Amid reports that the ANC and its tripartite alliance partners will hold another crisis meeting at the end of the month in an attempt to salvage relations, the discord between the ANC and the South African Communist Party (SACP) is now being taken to the ballot box in the Free State.
President Jacob Zuma extended an olive branch to the SACP last week, insisting the party was integral to the ANC’s success, but the SACP appears determined to assert its independence. And it is in local government where this is being done. The SACP is contesting 21 wards in a by-election in the embattled Metsimaholo municipality and the ANC appears unable to stop it.
The SACP’s Free State structures rejected a last-ditch bid by ANC provincial chairperson Ace Magashule to dissuade them from running in the by-election. Both parties confirmed that a meeting held last Friday to resolve the impasse had failed.
Explaining the reasons for the SACP’s discontent, its deputy provincial secretary, Mojalefa Simango, said the ANC failed to take “anyone seriously in the Free State”. “They did not have a clear line of engagement, except that they wanted to tell us not to contest, but they did not have a fundamental factual basis as to why we should not contest,” he said.

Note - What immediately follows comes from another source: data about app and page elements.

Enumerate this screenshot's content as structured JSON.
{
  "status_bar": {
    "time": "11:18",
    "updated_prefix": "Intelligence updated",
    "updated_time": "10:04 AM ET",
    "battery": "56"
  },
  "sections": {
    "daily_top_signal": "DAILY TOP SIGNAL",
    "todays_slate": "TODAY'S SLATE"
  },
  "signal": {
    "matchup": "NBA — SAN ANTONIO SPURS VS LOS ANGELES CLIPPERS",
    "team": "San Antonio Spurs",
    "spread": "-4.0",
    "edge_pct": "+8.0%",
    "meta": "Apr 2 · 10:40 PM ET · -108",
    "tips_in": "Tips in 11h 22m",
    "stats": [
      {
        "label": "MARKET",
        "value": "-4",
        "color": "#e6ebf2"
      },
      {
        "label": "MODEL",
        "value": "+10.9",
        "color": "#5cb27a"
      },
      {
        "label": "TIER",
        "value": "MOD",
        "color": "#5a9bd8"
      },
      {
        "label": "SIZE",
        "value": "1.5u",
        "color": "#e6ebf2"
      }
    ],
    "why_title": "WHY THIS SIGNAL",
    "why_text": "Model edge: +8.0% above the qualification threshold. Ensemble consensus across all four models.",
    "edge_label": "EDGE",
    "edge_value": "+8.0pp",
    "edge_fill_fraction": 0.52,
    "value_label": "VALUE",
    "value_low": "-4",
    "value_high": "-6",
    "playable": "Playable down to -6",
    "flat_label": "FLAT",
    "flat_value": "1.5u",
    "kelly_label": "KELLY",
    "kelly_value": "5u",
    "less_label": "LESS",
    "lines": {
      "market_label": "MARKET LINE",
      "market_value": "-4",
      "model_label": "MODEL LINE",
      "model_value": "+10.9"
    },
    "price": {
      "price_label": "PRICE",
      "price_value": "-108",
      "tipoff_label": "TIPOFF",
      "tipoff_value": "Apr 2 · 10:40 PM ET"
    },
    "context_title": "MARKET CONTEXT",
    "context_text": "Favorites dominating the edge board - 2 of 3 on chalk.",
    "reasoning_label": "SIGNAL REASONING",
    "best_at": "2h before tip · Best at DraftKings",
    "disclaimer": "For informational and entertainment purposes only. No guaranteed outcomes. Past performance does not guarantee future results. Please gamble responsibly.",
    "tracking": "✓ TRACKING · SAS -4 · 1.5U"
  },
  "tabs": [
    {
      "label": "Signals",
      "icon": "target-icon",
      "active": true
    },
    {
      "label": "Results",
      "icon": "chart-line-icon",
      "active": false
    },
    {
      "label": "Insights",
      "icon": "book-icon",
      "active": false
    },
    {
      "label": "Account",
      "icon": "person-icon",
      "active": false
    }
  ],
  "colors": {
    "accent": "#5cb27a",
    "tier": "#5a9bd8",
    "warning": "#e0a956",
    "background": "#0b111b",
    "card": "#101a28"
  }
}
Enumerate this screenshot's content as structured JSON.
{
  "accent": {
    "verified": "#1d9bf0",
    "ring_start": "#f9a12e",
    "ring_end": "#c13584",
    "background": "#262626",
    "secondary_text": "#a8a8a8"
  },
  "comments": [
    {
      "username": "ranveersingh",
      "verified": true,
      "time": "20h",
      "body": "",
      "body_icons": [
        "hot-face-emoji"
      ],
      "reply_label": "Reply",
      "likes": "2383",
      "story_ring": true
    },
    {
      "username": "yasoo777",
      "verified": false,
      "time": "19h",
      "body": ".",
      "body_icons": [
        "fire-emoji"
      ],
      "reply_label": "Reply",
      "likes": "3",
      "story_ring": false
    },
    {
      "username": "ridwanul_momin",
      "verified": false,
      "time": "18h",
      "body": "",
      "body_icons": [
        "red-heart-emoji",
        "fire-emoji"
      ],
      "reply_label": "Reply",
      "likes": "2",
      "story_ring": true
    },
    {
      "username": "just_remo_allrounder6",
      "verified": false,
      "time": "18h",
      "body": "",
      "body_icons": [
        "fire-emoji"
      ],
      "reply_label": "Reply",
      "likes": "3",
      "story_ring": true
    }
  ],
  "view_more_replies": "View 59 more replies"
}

No political party won an outright majority in Metsimaholo in last year’s local government elections. The ANC won 19 seats, the Democratic Alliance 12, the Economic Freedom Fighters (EFF) eight, the Metsimaholo Community Association (MCA) two and the Freedom Front Plus one.
The problems in the council were triggered by MCA mayor Sello Hlasa defecting to the ANC after appointing two ANC members to key positions in the council. The DA and the EFF vowed to remove Hlasa, which led to the collapse of the coalition council.
The provincial government subsequently dissolved the council, which failed to adopt a budget for the 2017-2018 financial year because of the intractable political differences.
The SACP national leadership has endorsed the decision to contest the by-elections.
This follows a decision taken at its national congress in July, when the party’s 2012 resolution on state power was amended to include contesting elections outside of the tripartite alliance.
Simango said that, at Friday’s meeting Magashule made an impassioned plea for the communists to change their minds but his plea was too late.
“For the past 14 months, we have tried to have a bilateral meeting with the ANC in the province,” Simango said. “We tried to engage them. For more than a year, they have been unavailable to meet …
“The ANC has been invited to every activity of the SACP. They have not even had the decency to send apologies or respond or acknowledge receipt of the invitations.”
But the current conflict between the ANC and the SACP in the Free State predates the current crisis.
In June, the Free State SACP’s provincial conference resolved to formally cut ties with the ANC. An appeal by both parties to their national leaders also failed to restore the relationship.
ANC Free State spokesperson Thabo Meeko concedes the stand-off has reached the point of no return and the ANC is preparing to campaign against the SACP.
“It’s not going to be easy for the ANC to undertake an anti-communist party campaign run in Metsimaholo, but we’ll have to do what we have to do. It will have to be a competition, unfortunately. Elections are about numbers and you have got to mobilise and campaign for those numbers,” Meeko said.
The SACP’s decision could have far-reaching consequences elsewhere in government, he said.
“We were clear [in the meeting], if they decide to contest, it will disorganise the elections on a number of fronts. The ANC would then have to take certain decisions to safeguard its standing in the society. For instance, the SACP in the province is part of the ANC deployment committee. They are sitting there … if we are not able to convince them, that must change.”
But Simango said Magashule hadn’t bothered to consult the SACP about provincial Cabinet reshuffles, so this would be no surprise. “On the issue of [a] reshuffle, the party expressed its dismay because we did not approve it, but it went ahead. Ahead of local government elections, we said don’t put [forward] that mayoral candidate because the community in Metsimaholo didn’t want him. They did it anyway.”
The last meeting between the two parties, which the ANC deemed urgent, came after Zuma was booed at a May Day rally in Bloemfontein.
“And that was because of the PR [public relations] exercise they wanted to portray of a united alliance,” Simango said.
Ultimately, the breakdown in relations stems from protests over service delivery in Metsimaholo’s Zamdela township in 2013, a senior SACP leader said. Still under ANC control at the time, 320 municipal workers were fired for taking part in the protest. But they were reinstated, leading the SACP to ask why they were fired in the first place.
Now the battle has shifted to the ballot box, with both parties campaigning for votes in the same constituency.